START RECORDS

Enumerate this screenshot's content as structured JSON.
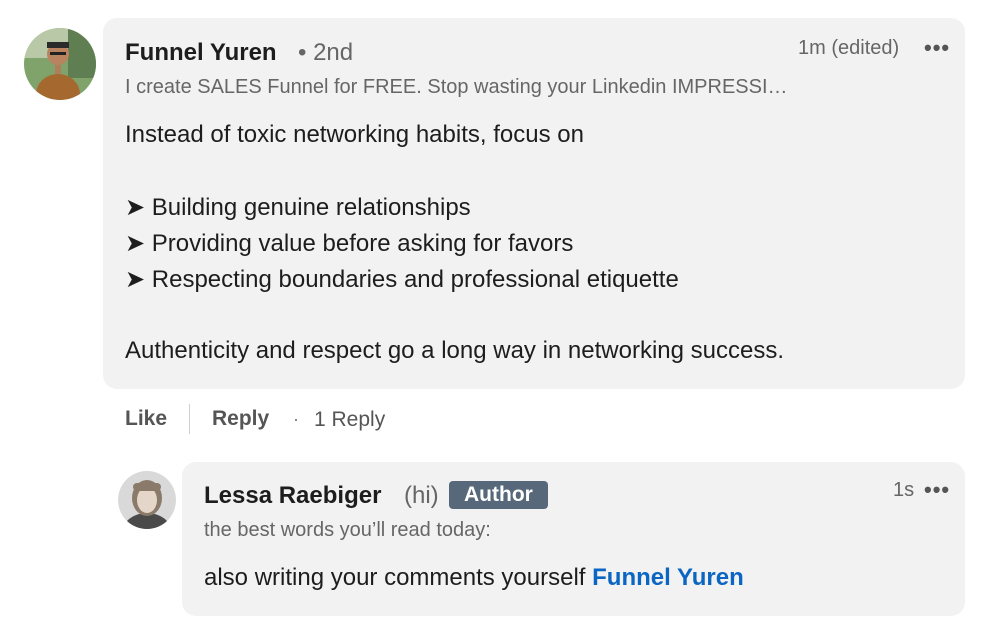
{
  "comment": {
    "author": "Funnel Yuren",
    "degree": "• 2nd",
    "headline": "I create SALES Funnel for FREE. Stop wasting your Linkedin IMPRESSI…",
    "time": "1m (edited)",
    "more_icon": "•••",
    "body": {
      "intro": "Instead of toxic networking habits, focus on",
      "bullets": [
        "➤ Building genuine relationships",
        "➤ Providing value before asking for favors",
        "➤ Respecting boundaries and professional etiquette"
      ],
      "closing": "Authenticity and respect go a long way in networking success."
    },
    "actions": {
      "like": "Like",
      "reply": "Reply",
      "dot": "·",
      "reply_count": "1 Reply"
    }
  },
  "reply": {
    "author": "Lessa Raebiger",
    "pronoun": "(hi)",
    "badge": "Author",
    "headline": "the best words you’ll read today:",
    "time": "1s",
    "more_icon": "•••",
    "body_text": "also writing your comments yourself ",
    "mention": "Funnel Yuren"
  },
  "colors": {
    "bubble": "#f2f2f2",
    "mention": "#0a66c2",
    "badge": "#56687a"
  }
}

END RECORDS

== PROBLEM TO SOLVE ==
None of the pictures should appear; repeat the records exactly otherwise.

== WRITTEN REPLY ==
Enumerate this screenshot's content as structured JSON.
{
  "comment": {
    "author": "Funnel Yuren",
    "degree": "• 2nd",
    "headline": "I create SALES Funnel for FREE. Stop wasting your Linkedin IMPRESSI…",
    "time": "1m (edited)",
    "more_icon": "•••",
    "body": {
      "intro": "Instead of toxic networking habits, focus on",
      "bullets": [
        "➤ Building genuine relationships",
        "➤ Providing value before asking for favors",
        "➤ Respecting boundaries and professional etiquette"
      ],
      "closing": "Authenticity and respect go a long way in networking success."
    },
    "actions": {
      "like": "Like",
      "reply": "Reply",
      "dot": "·",
      "reply_count": "1 Reply"
    }
  },
  "reply": {
    "author": "Lessa Raebiger",
    "pronoun": "(hi)",
    "badge": "Author",
    "headline": "the best words you’ll read today:",
    "time": "1s",
    "more_icon": "•••",
    "body_text": "also writing your comments yourself ",
    "mention": "Funnel Yuren"
  },
  "colors": {
    "bubble": "#f2f2f2",
    "mention": "#0a66c2",
    "badge": "#56687a"
  }
}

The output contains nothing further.